### HOW TO COMPLETE THIS TASK
In your answer, copy every entry that follows exactly.

(Source data)
============================================================

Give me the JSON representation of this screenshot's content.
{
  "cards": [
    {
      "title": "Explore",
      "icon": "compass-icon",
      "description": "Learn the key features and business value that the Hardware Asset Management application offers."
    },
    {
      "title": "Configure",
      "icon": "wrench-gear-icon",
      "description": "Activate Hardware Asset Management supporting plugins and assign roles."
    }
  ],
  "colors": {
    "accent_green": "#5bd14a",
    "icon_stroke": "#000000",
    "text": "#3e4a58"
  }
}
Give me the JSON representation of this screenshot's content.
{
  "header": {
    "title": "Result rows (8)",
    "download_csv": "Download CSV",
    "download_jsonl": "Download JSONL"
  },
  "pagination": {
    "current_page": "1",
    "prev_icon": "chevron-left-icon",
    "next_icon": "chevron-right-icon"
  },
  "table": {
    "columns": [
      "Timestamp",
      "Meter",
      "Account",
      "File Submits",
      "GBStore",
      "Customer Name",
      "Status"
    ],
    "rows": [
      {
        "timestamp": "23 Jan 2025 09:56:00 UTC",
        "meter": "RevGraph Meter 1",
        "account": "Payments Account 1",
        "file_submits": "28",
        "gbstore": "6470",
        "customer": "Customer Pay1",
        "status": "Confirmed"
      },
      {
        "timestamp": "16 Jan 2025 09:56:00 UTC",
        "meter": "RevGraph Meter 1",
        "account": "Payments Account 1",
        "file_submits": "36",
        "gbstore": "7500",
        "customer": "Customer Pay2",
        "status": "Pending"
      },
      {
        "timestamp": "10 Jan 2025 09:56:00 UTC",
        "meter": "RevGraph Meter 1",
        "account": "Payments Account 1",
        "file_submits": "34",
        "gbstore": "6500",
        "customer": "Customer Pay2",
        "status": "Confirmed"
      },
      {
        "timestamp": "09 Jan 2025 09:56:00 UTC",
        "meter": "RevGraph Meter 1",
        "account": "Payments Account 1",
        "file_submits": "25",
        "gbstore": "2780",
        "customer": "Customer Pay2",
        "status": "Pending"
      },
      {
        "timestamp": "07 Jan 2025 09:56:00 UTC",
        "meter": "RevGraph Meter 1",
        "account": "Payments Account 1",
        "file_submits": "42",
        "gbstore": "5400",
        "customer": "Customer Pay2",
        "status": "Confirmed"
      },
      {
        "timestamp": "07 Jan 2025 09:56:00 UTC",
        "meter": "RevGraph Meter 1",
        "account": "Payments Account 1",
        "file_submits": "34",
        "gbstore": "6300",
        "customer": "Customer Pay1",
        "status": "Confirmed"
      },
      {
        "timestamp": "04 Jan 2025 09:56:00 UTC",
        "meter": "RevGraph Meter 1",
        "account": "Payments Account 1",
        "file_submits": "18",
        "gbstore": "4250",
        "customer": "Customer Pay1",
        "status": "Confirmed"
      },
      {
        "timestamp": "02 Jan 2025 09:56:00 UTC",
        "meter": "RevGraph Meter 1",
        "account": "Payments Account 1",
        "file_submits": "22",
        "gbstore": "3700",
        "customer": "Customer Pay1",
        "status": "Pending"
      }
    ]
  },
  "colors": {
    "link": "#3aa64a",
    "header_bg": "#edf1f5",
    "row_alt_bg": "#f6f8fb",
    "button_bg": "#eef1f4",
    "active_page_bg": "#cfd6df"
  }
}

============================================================

### EXERCISE SOLUTION
Give me the JSON representation of this screenshot's content.
{
  "cards": [
    {
      "title": "Explore",
      "icon": "compass-icon",
      "description": "Learn the key features and business value that the Hardware Asset Management application offers."
    },
    {
      "title": "Configure",
      "icon": "wrench-gear-icon",
      "description": "Activate Hardware Asset Management supporting plugins and assign roles."
    }
  ],
  "colors": {
    "accent_green": "#5bd14a",
    "icon_stroke": "#000000",
    "text": "#3e4a58"
  }
}
Give me the JSON representation of this screenshot's content.
{
  "header": {
    "title": "Result rows (8)",
    "download_csv": "Download CSV",
    "download_jsonl": "Download JSONL"
  },
  "pagination": {
    "current_page": "1",
    "prev_icon": "chevron-left-icon",
    "next_icon": "chevron-right-icon"
  },
  "table": {
    "columns": [
      "Timestamp",
      "Meter",
      "Account",
      "File Submits",
      "GBStore",
      "Customer Name",
      "Status"
    ],
    "rows": [
      {
        "timestamp": "23 Jan 2025 09:56:00 UTC",
        "meter": "RevGraph Meter 1",
        "account": "Payments Account 1",
        "file_submits": "28",
        "gbstore": "6470",
        "customer": "Customer Pay1",
        "status": "Confirmed"
      },
      {
        "timestamp": "16 Jan 2025 09:56:00 UTC",
        "meter": "RevGraph Meter 1",
        "account": "Payments Account 1",
        "file_submits": "36",
        "gbstore": "7500",
        "customer": "Customer Pay2",
        "status": "Pending"
      },
      {
        "timestamp": "10 Jan 2025 09:56:00 UTC",
        "meter": "RevGraph Meter 1",
        "account": "Payments Account 1",
        "file_submits": "34",
        "gbstore": "6500",
        "customer": "Customer Pay2",
        "status": "Confirmed"
      },
      {
        "timestamp": "09 Jan 2025 09:56:00 UTC",
        "meter": "RevGraph Meter 1",
        "account": "Payments Account 1",
        "file_submits": "25",
        "gbstore": "2780",
        "customer": "Customer Pay2",
        "status": "Pending"
      },
      {
        "timestamp": "07 Jan 2025 09:56:00 UTC",
        "meter": "RevGraph Meter 1",
        "account": "Payments Account 1",
        "file_submits": "42",
        "gbstore": "5400",
        "customer": "Customer Pay2",
        "status": "Confirmed"
      },
      {
        "timestamp": "07 Jan 2025 09:56:00 UTC",
        "meter": "RevGraph Meter 1",
        "account": "Payments Account 1",
        "file_submits": "34",
        "gbstore": "6300",
        "customer": "Customer Pay1",
        "status": "Confirmed"
      },
      {
        "timestamp": "04 Jan 2025 09:56:00 UTC",
        "meter": "RevGraph Meter 1",
        "account": "Payments Account 1",
        "file_submits": "18",
        "gbstore": "4250",
        "customer": "Customer Pay1",
        "status": "Confirmed"
      },
      {
        "timestamp": "02 Jan 2025 09:56:00 UTC",
        "meter": "RevGraph Meter 1",
        "account": "Payments Account 1",
        "file_submits": "22",
        "gbstore": "3700",
        "customer": "Customer Pay1",
        "status": "Pending"
      }
    ]
  },
  "colors": {
    "link": "#3aa64a",
    "header_bg": "#edf1f5",
    "row_alt_bg": "#f6f8fb",
    "button_bg": "#eef1f4",
    "active_page_bg": "#cfd6df"
  }
}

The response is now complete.